_The task_
Your response must be made up of each line in the data below that contains the string "CableGuide".

══ Records for this exercise

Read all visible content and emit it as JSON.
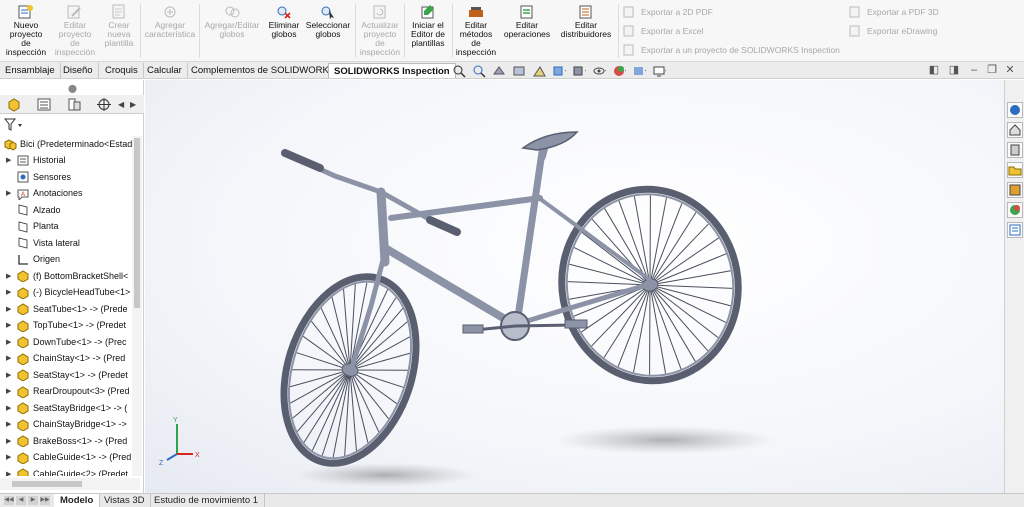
{
  "ribbon": {
    "buttons": [
      {
        "label": "Nuevo\nproyecto\nde\ninspección",
        "enabled": true,
        "icon": "new-project-icon"
      },
      {
        "label": "Editar\nproyecto\nde\ninspección",
        "enabled": false,
        "icon": "edit-project-icon"
      },
      {
        "label": "Crear\nnueva\nplantilla",
        "enabled": false,
        "icon": "new-template-icon"
      },
      {
        "label": "Agregar\ncaracterística",
        "enabled": false,
        "icon": "add-feature-icon"
      },
      {
        "label": "Agregar/Editar\nglobos",
        "enabled": false,
        "icon": "edit-balloons-icon"
      },
      {
        "label": "Eliminar\nglobos",
        "enabled": true,
        "icon": "delete-balloons-icon"
      },
      {
        "label": "Seleccionar\nglobos",
        "enabled": true,
        "icon": "select-balloons-icon"
      },
      {
        "label": "Actualizar\nproyecto\nde\ninspección",
        "enabled": false,
        "icon": "update-project-icon"
      },
      {
        "label": "Iniciar el\nEditor de\nplantillas",
        "enabled": true,
        "icon": "template-editor-icon"
      },
      {
        "label": "Editar\nmétodos\nde\ninspección",
        "enabled": true,
        "icon": "edit-methods-icon"
      },
      {
        "label": "Editar\noperaciones",
        "enabled": true,
        "icon": "edit-operations-icon"
      },
      {
        "label": "Editar\ndistribuidores",
        "enabled": true,
        "icon": "edit-distributors-icon"
      }
    ],
    "exports": [
      "Exportar a 2D PDF",
      "Exportar a Excel",
      "Exportar a un proyecto de SOLIDWORKS Inspection",
      "Exportar a PDF 3D",
      "Exportar eDrawing"
    ]
  },
  "command_tabs": [
    "Ensamblaje",
    "Diseño",
    "Croquis",
    "Calcular",
    "Complementos de SOLIDWORKS",
    "SOLIDWORKS Inspection"
  ],
  "active_command_tab": "SOLIDWORKS Inspection",
  "feature_tree": {
    "root": "Bici  (Predeterminado<Estad",
    "items": [
      {
        "label": "Historial",
        "icon": "history-icon",
        "expandable": true
      },
      {
        "label": "Sensores",
        "icon": "sensor-icon",
        "expandable": false
      },
      {
        "label": "Anotaciones",
        "icon": "annotations-icon",
        "expandable": true
      },
      {
        "label": "Alzado",
        "icon": "plane-icon",
        "expandable": false
      },
      {
        "label": "Planta",
        "icon": "plane-icon",
        "expandable": false
      },
      {
        "label": "Vista lateral",
        "icon": "plane-icon",
        "expandable": false
      },
      {
        "label": "Origen",
        "icon": "origin-icon",
        "expandable": false
      },
      {
        "label": "(f) BottomBracketShell<",
        "icon": "part-icon",
        "expandable": true
      },
      {
        "label": "(-) BicycleHeadTube<1>",
        "icon": "part-icon",
        "expandable": true
      },
      {
        "label": "SeatTube<1> -> (Prede",
        "icon": "part-icon",
        "expandable": true
      },
      {
        "label": "TopTube<1> -> (Predet",
        "icon": "part-icon",
        "expandable": true
      },
      {
        "label": "DownTube<1> -> (Prec",
        "icon": "part-icon",
        "expandable": true
      },
      {
        "label": "ChainStay<1> -> (Pred",
        "icon": "part-icon",
        "expandable": true
      },
      {
        "label": "SeatStay<1> -> (Predet",
        "icon": "part-icon",
        "expandable": true
      },
      {
        "label": "RearDroupout<3> (Pred",
        "icon": "part-icon",
        "expandable": true
      },
      {
        "label": "SeatStayBridge<1> -> (",
        "icon": "part-icon",
        "expandable": true
      },
      {
        "label": "ChainStayBridge<1> ->",
        "icon": "part-icon",
        "expandable": true
      },
      {
        "label": "BrakeBoss<1> -> (Pred",
        "icon": "part-icon",
        "expandable": true
      },
      {
        "label": "CableGuide<1> -> (Pred",
        "icon": "part-icon",
        "expandable": true
      },
      {
        "label": "CableGuide<2> (Predet",
        "icon": "part-icon",
        "expandable": true
      }
    ]
  },
  "bottom_tabs": [
    "Modelo",
    "Vistas 3D",
    "Estudio de movimiento 1"
  ],
  "active_bottom_tab": "Modelo",
  "triad": {
    "x": "X",
    "y": "Y",
    "z": "Z"
  },
  "colors": {
    "part_yellow": "#f2c230",
    "model_gray": "#8d93a6",
    "model_dark": "#5a5f70",
    "accent_blue": "#2a6cc0"
  }
}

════

_Solution_
        "label": "CableGuide<1> -> (Pred",
        "label": "CableGuide<2> (Predet",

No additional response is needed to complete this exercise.